Data records for software interfaces>

== == ==

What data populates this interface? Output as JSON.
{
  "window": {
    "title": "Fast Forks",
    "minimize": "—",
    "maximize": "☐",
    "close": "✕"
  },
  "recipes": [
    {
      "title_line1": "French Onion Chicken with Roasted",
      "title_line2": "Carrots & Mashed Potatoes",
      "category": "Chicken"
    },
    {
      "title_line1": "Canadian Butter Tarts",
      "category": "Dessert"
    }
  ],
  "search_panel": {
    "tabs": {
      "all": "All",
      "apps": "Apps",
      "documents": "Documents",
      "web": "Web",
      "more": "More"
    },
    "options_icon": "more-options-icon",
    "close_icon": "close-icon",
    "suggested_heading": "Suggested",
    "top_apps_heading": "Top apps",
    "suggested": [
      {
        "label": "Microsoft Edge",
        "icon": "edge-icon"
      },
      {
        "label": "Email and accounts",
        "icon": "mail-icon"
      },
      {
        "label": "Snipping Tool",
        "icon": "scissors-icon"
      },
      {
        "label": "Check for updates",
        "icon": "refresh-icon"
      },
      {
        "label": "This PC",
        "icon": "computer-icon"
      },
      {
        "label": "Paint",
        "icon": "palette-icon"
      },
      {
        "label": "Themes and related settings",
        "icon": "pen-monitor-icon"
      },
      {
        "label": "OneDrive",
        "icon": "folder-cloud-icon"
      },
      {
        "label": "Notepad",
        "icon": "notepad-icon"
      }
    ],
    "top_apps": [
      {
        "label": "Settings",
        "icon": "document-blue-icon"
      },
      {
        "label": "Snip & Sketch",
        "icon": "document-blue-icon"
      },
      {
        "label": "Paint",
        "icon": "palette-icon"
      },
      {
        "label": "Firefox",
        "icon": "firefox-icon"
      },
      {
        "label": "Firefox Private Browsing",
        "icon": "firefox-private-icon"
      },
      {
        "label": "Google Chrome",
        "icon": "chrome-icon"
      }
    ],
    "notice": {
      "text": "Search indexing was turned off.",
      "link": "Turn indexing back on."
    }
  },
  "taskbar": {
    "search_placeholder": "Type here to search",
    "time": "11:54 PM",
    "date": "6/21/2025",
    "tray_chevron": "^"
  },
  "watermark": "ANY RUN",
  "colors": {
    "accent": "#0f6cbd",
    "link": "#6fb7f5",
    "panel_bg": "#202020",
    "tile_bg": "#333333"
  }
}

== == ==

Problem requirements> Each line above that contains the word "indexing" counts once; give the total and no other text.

Response to the task> 2